I took my 4-year old daughter Cerys with me to the opening. As it was St David’s Day, Cerys insisted on dressing in traditional Welsh costume of a pink fairy outfit complete with Welsh flag.
It was a lovely sunny day and, as we drove up the A470 (the dual carriageway from Cardiff up to Brecon), the snow-topped mountains in the background looked stunning. The Welsh Valleys are simply beautiful, it is undeniable. We got to Merthyr and found somewhere to park relatively easily, and walked to the main street where Redhouse is. I have walked past it many times since starting a project in Merthyr in July last year, but it looked so different without the boards and scaffolding I had become used to. It is a huge ‘Terracotta Palace‘, as Richard Davies has called it in his film about the history of the building and the development of Redhouse:
Inside, the building is beautiful. The dragon mosaic in the entrance porch has been wonderfully restored as has a huge stained glass window which you see as you climb the stairs:
In the front exhibition rooms, Redhouse has made visible the people that contributed to the reconstruction of the building, including carpenters, joiners, electricians, plasterers, builders, project managers, artists and administrators. The exhibition is called Heroes and Villains: The Story Continues…

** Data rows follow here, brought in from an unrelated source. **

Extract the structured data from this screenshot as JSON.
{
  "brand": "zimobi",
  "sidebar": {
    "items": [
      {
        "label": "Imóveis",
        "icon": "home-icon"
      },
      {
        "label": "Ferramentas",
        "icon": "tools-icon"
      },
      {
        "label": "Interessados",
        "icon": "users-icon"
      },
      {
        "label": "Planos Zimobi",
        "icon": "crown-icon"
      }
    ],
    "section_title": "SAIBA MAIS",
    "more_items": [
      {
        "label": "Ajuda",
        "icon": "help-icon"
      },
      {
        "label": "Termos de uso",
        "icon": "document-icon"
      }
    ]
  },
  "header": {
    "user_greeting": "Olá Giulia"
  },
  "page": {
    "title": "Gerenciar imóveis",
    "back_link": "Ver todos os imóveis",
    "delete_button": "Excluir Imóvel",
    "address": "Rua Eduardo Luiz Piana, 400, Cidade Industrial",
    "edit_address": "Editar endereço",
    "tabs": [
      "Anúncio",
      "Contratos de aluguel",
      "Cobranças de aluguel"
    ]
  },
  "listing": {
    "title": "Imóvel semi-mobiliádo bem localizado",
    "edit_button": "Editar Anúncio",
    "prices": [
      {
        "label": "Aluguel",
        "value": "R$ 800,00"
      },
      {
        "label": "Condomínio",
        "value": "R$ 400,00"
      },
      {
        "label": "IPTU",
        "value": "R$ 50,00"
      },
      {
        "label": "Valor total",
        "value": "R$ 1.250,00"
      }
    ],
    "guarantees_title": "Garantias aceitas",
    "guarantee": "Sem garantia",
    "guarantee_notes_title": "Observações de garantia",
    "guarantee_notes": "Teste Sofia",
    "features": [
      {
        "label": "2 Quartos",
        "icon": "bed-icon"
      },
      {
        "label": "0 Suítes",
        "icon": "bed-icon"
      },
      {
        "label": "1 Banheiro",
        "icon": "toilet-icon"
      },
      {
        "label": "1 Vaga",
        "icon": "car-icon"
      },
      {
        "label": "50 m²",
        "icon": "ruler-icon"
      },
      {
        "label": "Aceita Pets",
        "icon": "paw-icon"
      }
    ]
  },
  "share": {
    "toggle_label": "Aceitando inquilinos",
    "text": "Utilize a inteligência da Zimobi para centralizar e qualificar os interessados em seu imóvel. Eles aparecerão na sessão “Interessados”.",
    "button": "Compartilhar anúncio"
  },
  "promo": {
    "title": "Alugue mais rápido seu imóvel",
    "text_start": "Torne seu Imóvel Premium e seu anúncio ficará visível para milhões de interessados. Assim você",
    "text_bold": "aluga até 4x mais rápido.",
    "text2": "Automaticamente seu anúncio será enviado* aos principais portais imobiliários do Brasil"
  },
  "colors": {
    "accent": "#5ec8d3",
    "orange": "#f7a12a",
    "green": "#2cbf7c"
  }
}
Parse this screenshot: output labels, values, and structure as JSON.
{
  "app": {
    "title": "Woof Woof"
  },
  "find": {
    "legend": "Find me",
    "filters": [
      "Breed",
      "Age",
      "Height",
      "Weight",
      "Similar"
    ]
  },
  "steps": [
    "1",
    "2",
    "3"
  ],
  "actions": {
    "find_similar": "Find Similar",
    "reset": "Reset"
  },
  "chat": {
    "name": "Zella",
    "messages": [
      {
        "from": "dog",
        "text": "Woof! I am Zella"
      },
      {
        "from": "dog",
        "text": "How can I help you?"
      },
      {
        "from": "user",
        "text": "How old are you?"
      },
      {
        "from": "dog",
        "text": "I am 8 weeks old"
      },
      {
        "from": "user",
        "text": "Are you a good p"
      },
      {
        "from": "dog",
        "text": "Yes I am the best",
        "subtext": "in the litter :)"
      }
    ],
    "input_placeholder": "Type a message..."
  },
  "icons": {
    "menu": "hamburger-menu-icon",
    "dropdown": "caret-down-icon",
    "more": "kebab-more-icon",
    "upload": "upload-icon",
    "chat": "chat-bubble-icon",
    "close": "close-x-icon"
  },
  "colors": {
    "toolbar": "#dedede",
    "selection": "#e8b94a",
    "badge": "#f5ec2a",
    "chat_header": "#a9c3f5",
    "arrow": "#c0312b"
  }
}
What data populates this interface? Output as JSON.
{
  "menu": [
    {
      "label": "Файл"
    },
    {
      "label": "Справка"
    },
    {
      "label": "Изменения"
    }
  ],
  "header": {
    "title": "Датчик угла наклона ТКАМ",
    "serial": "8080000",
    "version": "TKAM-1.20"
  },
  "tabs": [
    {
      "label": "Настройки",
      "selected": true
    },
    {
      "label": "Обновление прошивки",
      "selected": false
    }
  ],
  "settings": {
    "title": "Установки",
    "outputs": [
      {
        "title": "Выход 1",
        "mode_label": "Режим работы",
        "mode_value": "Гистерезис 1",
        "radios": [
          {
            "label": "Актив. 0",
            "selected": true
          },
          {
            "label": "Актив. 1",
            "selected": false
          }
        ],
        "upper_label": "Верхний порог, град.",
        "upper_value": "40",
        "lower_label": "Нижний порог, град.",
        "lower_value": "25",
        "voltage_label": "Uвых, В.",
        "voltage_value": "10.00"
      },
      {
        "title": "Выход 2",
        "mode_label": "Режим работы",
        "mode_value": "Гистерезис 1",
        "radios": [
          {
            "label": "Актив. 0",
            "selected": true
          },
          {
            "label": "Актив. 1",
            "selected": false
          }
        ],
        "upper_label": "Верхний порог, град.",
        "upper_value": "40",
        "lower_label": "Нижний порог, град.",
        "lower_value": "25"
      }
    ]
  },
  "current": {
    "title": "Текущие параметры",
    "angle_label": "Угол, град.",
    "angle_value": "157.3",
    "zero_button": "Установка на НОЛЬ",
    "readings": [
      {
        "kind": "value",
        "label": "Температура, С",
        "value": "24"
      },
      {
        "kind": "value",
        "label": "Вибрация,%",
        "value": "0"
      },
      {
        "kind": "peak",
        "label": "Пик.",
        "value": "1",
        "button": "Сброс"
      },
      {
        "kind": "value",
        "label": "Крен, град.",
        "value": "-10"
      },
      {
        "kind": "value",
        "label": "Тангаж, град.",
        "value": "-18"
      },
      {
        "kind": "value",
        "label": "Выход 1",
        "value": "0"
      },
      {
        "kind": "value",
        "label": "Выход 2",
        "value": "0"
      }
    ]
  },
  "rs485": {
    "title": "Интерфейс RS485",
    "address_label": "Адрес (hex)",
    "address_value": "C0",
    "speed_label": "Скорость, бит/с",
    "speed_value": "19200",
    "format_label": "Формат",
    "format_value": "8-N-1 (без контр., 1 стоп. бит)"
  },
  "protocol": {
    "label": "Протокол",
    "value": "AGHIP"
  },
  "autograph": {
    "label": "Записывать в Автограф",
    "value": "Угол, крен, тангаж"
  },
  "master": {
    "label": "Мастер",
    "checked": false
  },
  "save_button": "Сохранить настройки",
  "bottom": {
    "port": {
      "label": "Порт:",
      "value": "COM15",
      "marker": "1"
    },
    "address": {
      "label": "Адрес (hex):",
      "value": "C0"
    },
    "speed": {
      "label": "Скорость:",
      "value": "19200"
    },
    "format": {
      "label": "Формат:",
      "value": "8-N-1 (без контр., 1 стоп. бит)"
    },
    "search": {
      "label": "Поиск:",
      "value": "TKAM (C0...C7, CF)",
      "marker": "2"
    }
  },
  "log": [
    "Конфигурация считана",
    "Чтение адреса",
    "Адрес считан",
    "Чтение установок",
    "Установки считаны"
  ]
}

I thought this was a really nice first exhibition; as Cerys asked me “when did these people die mummy?” I realised we aren’t very good at remembering everyday people who are making things happen now.
But for me, the most memorable and show-stopping part of our visit was the exhibition of banners made by each of the wards in Merthyr. Led by Head for Arts, this project enabled members of each community to create their own representation of place. The 20ft banners were hung vertically in the central atrium space enabling visitors to wander through them:
I love the Gurnos banner, which an inter-generational knitting group contributed to by creating a knitted version of the community centre which was then digitally captured to create the banner. Banners have been an important expression of identity and protest in South Wales’ history. This year is the 30th Anniversary of the UK Miner’s Strike, an incredibly important event in South Wales’ industrial, political and social history which people can remember vividly and which affected families who remained in the area long after industry died.
The South Wales Miner’s Library in Swansea has a collection of original banners used in the strikes, and we hope to bring them back onto the streets alongside contemporary representations such as the banners that were made for Redhouse, as well as other banners made by school pupils in North Merthyr, the case study area I am working in. As part of the AHRC’s Connected Communities Festival, we have applied for funding to showcase our research. If successful, we will develop a ‘mobile exhibition’ with the community groups and artists we have met during the research. Part of this will consist of a banner march down the Taff Trail to Cardiff Bay (the Taff Trail is a path running by the River Taff which was the waterway connecting Merthyr to the rest of the world). Local historians and musicians will revive the old union songs with groups of school pupils, and help them to create their own song to march to. We won’t be able to us the original banners in Redhouse that I love so much, but we may be able to reproduce them on a smaller scale, with poles so they can be carried on the march. We will find out at the end of March if we have the funding to do the mobile exhibition, so fingers crossed!
Redhouse, with its clock symbolically working once more, breathes fresh air into Merthyr town centre. Unlike out of town developments like leisure parks and health parks, it brings the promise of new facilities to the people of Merthyr without expecting them to travel far to get there: it is right in the town centre. Having said that, it remains to be seen if people from outside the city centre will travel to town to visit Redhouse; transport is an additional expense and can be a barrier for many. Perhaps the history of the building itself, and the role it once played in the political identity of the town, will set it apart from new-build developments. Redhouse represents the town as being full of pride, hope, aspiration and confidence, in contrast to the discourses of failure and hopelessness often felt to characterize communities where there is high unemployment, poor health and low educational outcomes. Whilst these social ‘problems’ remain, Redhouse brings some much needed attention to the assets and glory also contained within this important Welsh town.